What this task involves
Search the data for the word "active". Reproduce every line where it is found.

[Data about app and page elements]
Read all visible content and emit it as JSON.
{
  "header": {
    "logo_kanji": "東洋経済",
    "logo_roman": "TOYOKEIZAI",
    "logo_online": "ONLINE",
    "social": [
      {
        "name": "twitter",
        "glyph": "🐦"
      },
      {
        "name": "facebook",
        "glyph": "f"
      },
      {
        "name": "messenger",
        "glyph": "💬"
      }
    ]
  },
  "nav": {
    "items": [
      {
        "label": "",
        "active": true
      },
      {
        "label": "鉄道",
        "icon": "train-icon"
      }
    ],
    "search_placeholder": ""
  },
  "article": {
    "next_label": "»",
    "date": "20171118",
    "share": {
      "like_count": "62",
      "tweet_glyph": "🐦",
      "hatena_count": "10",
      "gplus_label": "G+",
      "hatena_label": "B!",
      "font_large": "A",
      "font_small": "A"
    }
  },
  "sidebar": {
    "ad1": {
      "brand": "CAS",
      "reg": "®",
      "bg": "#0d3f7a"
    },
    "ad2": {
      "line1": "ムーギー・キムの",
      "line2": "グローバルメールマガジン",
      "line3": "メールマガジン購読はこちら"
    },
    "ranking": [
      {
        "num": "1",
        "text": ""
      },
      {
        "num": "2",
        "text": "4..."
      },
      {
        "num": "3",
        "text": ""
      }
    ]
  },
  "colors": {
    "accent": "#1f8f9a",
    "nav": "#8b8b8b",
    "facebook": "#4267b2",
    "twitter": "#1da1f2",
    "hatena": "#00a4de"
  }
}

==

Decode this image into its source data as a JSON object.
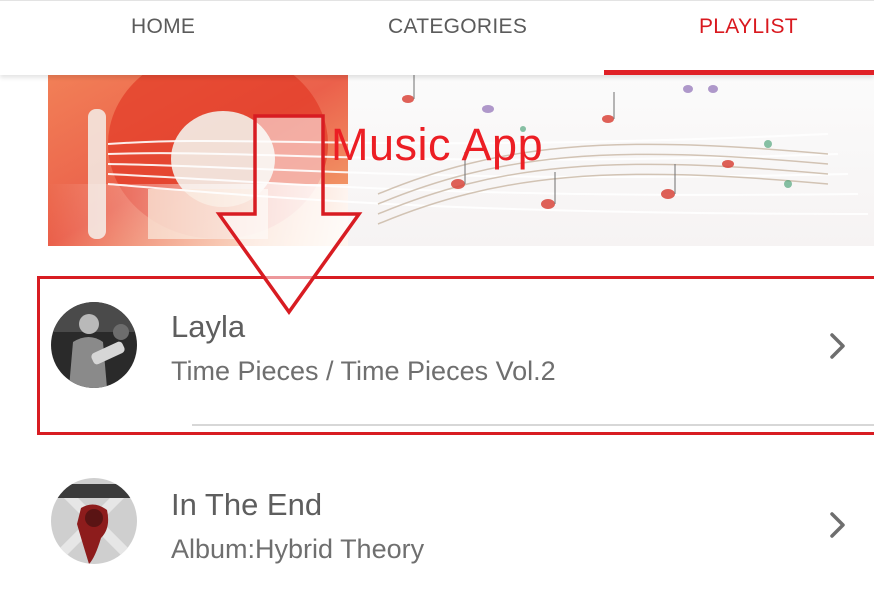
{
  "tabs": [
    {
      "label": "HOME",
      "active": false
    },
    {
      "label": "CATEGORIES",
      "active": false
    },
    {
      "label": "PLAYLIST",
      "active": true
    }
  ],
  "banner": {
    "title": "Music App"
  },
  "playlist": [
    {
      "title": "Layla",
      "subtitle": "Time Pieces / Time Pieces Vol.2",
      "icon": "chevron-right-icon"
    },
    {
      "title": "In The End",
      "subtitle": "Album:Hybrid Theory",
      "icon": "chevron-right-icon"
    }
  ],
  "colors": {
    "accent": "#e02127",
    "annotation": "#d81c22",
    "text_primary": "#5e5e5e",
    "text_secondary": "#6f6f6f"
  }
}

Final answer
        "active": true
      "active": false
      "active": false
      "active": true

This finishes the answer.